posted on Apr, 2 2003 @ 04:16 PM
The music industry makes more money out of cheap, manufactured groups and individuals who they can tie willingly to a contract and who they can
control (image, lyric content, personal views) and aim at the younger market.
I personally think its part of a shift that started after the sixties and seventies, when the music was considered to be too influential and
subversive. Since then (remember the eighties) the record companies have concentrated more and more on these types of groups to the detriment of real
music. It got harder and harder for any real music to get through, get marketed or promoted by the big labels. (Some flourish with independents, but
with much less marketing and promotion.) Some of course still make it, through extreme hard work or if there musicís just too damn good. What
depresses me is how many amazing bands, singers, songwriters and performers will we never get too see because of this crap? It's not as if they all
disappeared or that we cannot produce groups to that caliber anymore. They are still out there, people you would have spent 50 quid to see are
probably still working in your local McDonalds.
Consider this. The U.K is a producer of some of the greatest music ever heard. In the Sixties you had to sell approx. 300,000 singles to get to number
one in the U.K. Now you only have to sell 25,000.
Some will say this is due to the decreasing popularity of the single, which is partly true. It's also because of the decreasing quality of music.

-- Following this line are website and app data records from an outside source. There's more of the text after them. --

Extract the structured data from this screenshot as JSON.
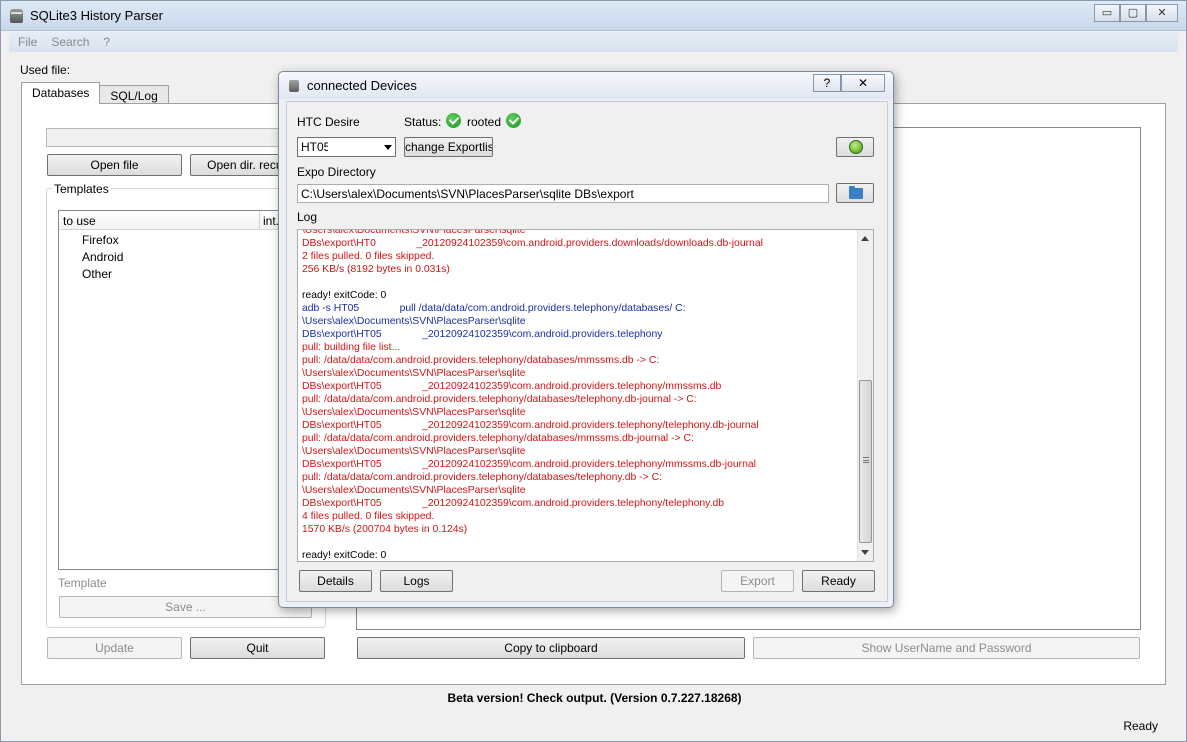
{
  "app": {
    "title": "SQLite3 History Parser",
    "window_controls": {
      "minimize": "▭",
      "maximize": "▢",
      "close": "✕"
    },
    "menu": [
      "File",
      "Search",
      "?"
    ],
    "used_file_label": "Used file:",
    "tabs": [
      "Databases",
      "SQL/Log"
    ],
    "buttons": {
      "open_file": "Open file",
      "open_dir": "Open dir. recursive",
      "save": "Save ...",
      "update": "Update",
      "quit": "Quit",
      "copy_clipboard": "Copy to clipboard",
      "show_credentials": "Show UserName and Password"
    },
    "templates": {
      "group_title": "Templates",
      "columns": [
        "to use",
        "int."
      ],
      "items": [
        "Firefox",
        "Android",
        "Other"
      ],
      "template_label": "Template"
    },
    "beta_notice": "Beta version! Check output. (Version 0.7.227.18268)",
    "status": "Ready"
  },
  "dialog": {
    "title": "connected Devices",
    "help": "?",
    "close": "✕",
    "device_name": "HTC Desire",
    "status_label": "Status:",
    "status_value": "rooted",
    "device_select_value": "HT05",
    "change_exportlist": "change Exportlist",
    "expo_directory_label": "Expo Directory",
    "expo_directory_value": "C:\\Users\\alex\\Documents\\SVN\\PlacesParser\\sqlite DBs\\export",
    "log_label": "Log",
    "log_lines": [
      {
        "text": "\\Users\\alex\\Documents\\SVN\\PlacesParser\\sqlite",
        "color": "red"
      },
      {
        "text": "DBs\\export\\HT0              _20120924102359\\com.android.providers.downloads/downloads.db-journal",
        "color": "red"
      },
      {
        "text": "2 files pulled. 0 files skipped.",
        "color": "red"
      },
      {
        "text": "256 KB/s (8192 bytes in 0.031s)",
        "color": "red"
      },
      {
        "text": " ",
        "color": "black"
      },
      {
        "text": "ready! exitCode: 0",
        "color": "black"
      },
      {
        "text": "adb -s HT05              pull /data/data/com.android.providers.telephony/databases/ C:",
        "color": "blue"
      },
      {
        "text": "\\Users\\alex\\Documents\\SVN\\PlacesParser\\sqlite",
        "color": "blue"
      },
      {
        "text": "DBs\\export\\HT05              _20120924102359\\com.android.providers.telephony",
        "color": "blue"
      },
      {
        "text": "pull: building file list...",
        "color": "red"
      },
      {
        "text": "pull: /data/data/com.android.providers.telephony/databases/mmssms.db -> C:",
        "color": "red"
      },
      {
        "text": "\\Users\\alex\\Documents\\SVN\\PlacesParser\\sqlite",
        "color": "red"
      },
      {
        "text": "DBs\\export\\HT05              _20120924102359\\com.android.providers.telephony/mmssms.db",
        "color": "red"
      },
      {
        "text": "pull: /data/data/com.android.providers.telephony/databases/telephony.db-journal -> C:",
        "color": "red"
      },
      {
        "text": "\\Users\\alex\\Documents\\SVN\\PlacesParser\\sqlite",
        "color": "red"
      },
      {
        "text": "DBs\\export\\HT05              _20120924102359\\com.android.providers.telephony/telephony.db-journal",
        "color": "red"
      },
      {
        "text": "pull: /data/data/com.android.providers.telephony/databases/mmssms.db-journal -> C:",
        "color": "red"
      },
      {
        "text": "\\Users\\alex\\Documents\\SVN\\PlacesParser\\sqlite",
        "color": "red"
      },
      {
        "text": "DBs\\export\\HT05              _20120924102359\\com.android.providers.telephony/mmssms.db-journal",
        "color": "red"
      },
      {
        "text": "pull: /data/data/com.android.providers.telephony/databases/telephony.db -> C:",
        "color": "red"
      },
      {
        "text": "\\Users\\alex\\Documents\\SVN\\PlacesParser\\sqlite",
        "color": "red"
      },
      {
        "text": "DBs\\export\\HT05              _20120924102359\\com.android.providers.telephony/telephony.db",
        "color": "red"
      },
      {
        "text": "4 files pulled. 0 files skipped.",
        "color": "red"
      },
      {
        "text": "1570 KB/s (200704 bytes in 0.124s)",
        "color": "red"
      },
      {
        "text": " ",
        "color": "black"
      },
      {
        "text": "ready! exitCode: 0",
        "color": "black"
      }
    ],
    "buttons": {
      "details": "Details",
      "logs": "Logs",
      "export": "Export",
      "ready": "Ready"
    },
    "colors": {
      "log_red": "#d01515",
      "log_blue": "#1b2fa0",
      "check_green": "#18901e"
    }
  }
}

Music is an art form, a personification of human emotion and offers an avenue for ordinary people to get there points across to an audience that they
would never otherwise have had any access to.

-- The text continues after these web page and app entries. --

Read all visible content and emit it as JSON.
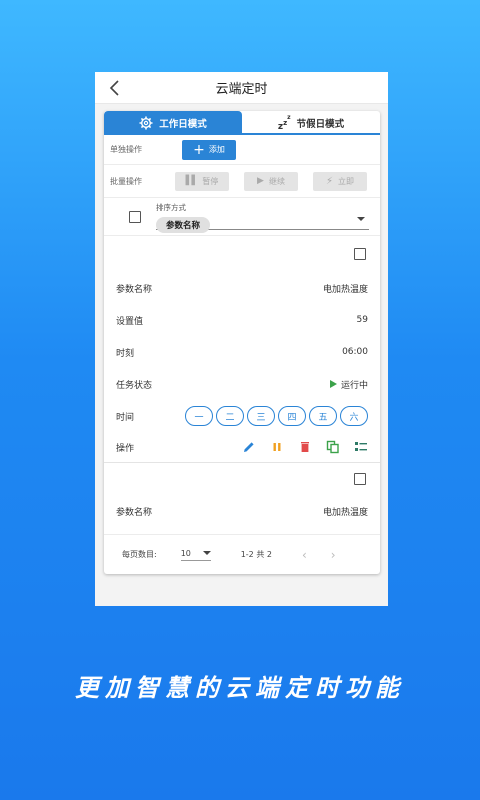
{
  "appbar": {
    "title": "云端定时"
  },
  "tabs": [
    {
      "label": "工作日模式",
      "icon": "gear-icon",
      "active": true
    },
    {
      "label": "节假日模式",
      "icon": "sleep-icon",
      "active": false
    }
  ],
  "single_op": {
    "label": "单独操作",
    "add_label": "添加"
  },
  "batch_op": {
    "label": "批量操作",
    "pause_label": "暂停",
    "continue_label": "继续",
    "now_label": "立即"
  },
  "sort": {
    "caption": "排序方式",
    "value": "参数名称"
  },
  "item1": {
    "param_label": "参数名称",
    "param_value": "电加热温度",
    "set_label": "设置值",
    "set_value": "59",
    "moment_label": "时刻",
    "moment_value": "06:00",
    "status_label": "任务状态",
    "status_value": "运行中",
    "time_label": "时间",
    "days": [
      "一",
      "二",
      "三",
      "四",
      "五",
      "六"
    ],
    "ops_label": "操作"
  },
  "item2": {
    "param_label": "参数名称",
    "param_value": "电加热温度"
  },
  "pager": {
    "per_page_label": "每页数目:",
    "per_page_value": "10",
    "range": "1-2 共 2"
  },
  "tagline": "更加智慧的云端定时功能",
  "colors": {
    "accent": "#2a84d6",
    "edit": "#2a84d6",
    "pause": "#f0a020",
    "delete": "#e24a4a",
    "copy": "#3ba24a",
    "run": "#3ba24a"
  }
}
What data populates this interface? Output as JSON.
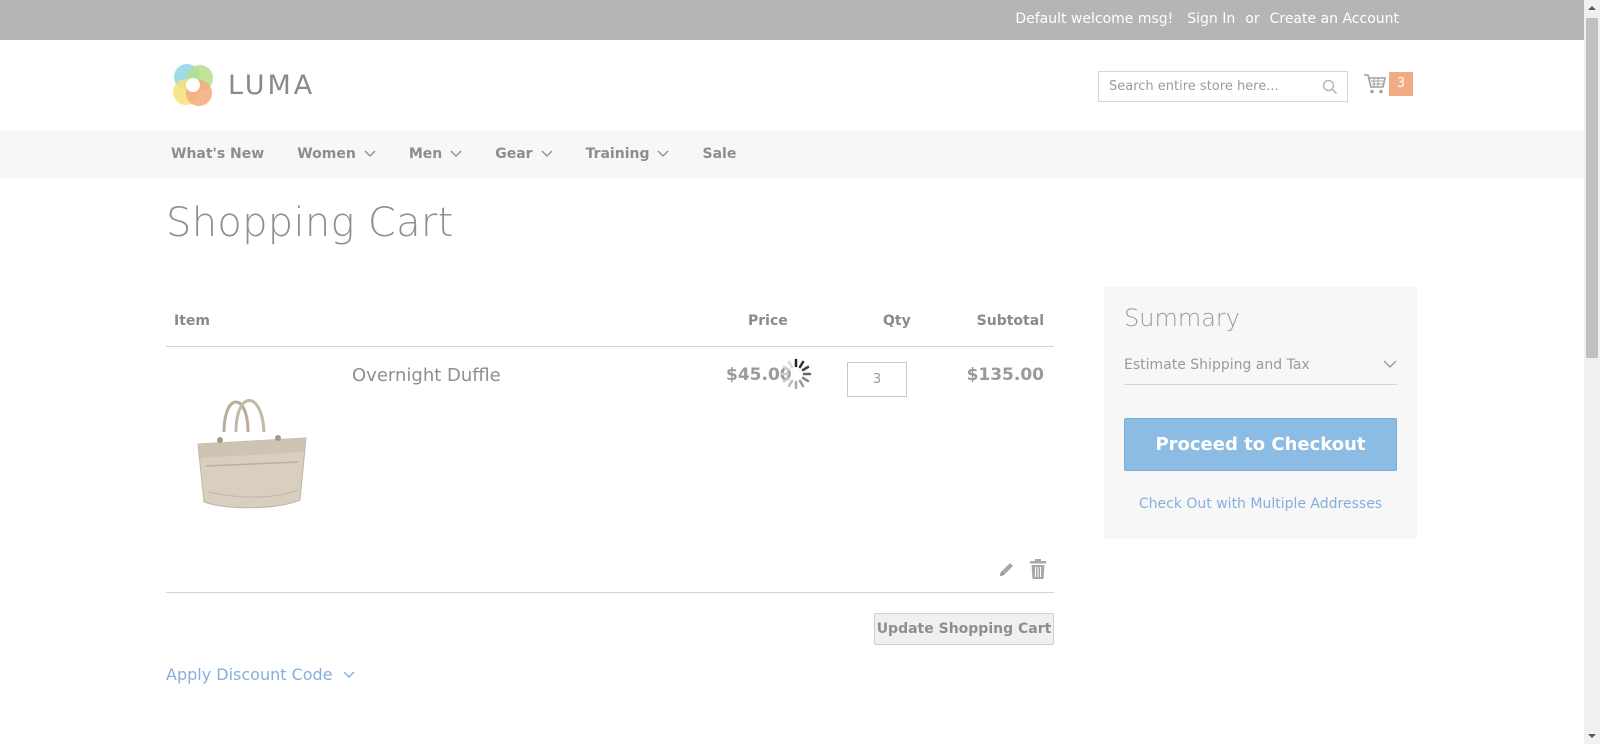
{
  "topbar": {
    "welcome": "Default welcome msg!",
    "sign_in": "Sign In",
    "or": "or",
    "create_account": "Create an Account"
  },
  "header": {
    "logo_text": "LUMA",
    "search_placeholder": "Search entire store here...",
    "cart_count": "3"
  },
  "nav": {
    "items": [
      {
        "label": "What's New",
        "has_dropdown": false
      },
      {
        "label": "Women",
        "has_dropdown": true
      },
      {
        "label": "Men",
        "has_dropdown": true
      },
      {
        "label": "Gear",
        "has_dropdown": true
      },
      {
        "label": "Training",
        "has_dropdown": true
      },
      {
        "label": "Sale",
        "has_dropdown": false
      }
    ]
  },
  "page": {
    "title": "Shopping Cart"
  },
  "cart": {
    "headers": {
      "item": "Item",
      "price": "Price",
      "qty": "Qty",
      "subtotal": "Subtotal"
    },
    "items": [
      {
        "name": "Overnight Duffle",
        "price": "$45.00",
        "qty": "3",
        "subtotal": "$135.00"
      }
    ],
    "update_button": "Update Shopping Cart",
    "discount_label": "Apply Discount Code"
  },
  "summary": {
    "title": "Summary",
    "estimate_label": "Estimate Shipping and Tax",
    "checkout_button": "Proceed to Checkout",
    "multi_address_link": "Check Out with Multiple Addresses"
  },
  "colors": {
    "topbar_bg": "#b5b5b5",
    "nav_bg": "#f7f7f7",
    "checkout_blue": "#8cbbe3",
    "link_blue": "#86aedc",
    "cart_badge": "#f2ac84"
  }
}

There are of course those who do not want this.
Which is why the charts are full of this mindless money fuelled drivel.
[Edited on 2-4-2003 by kegs]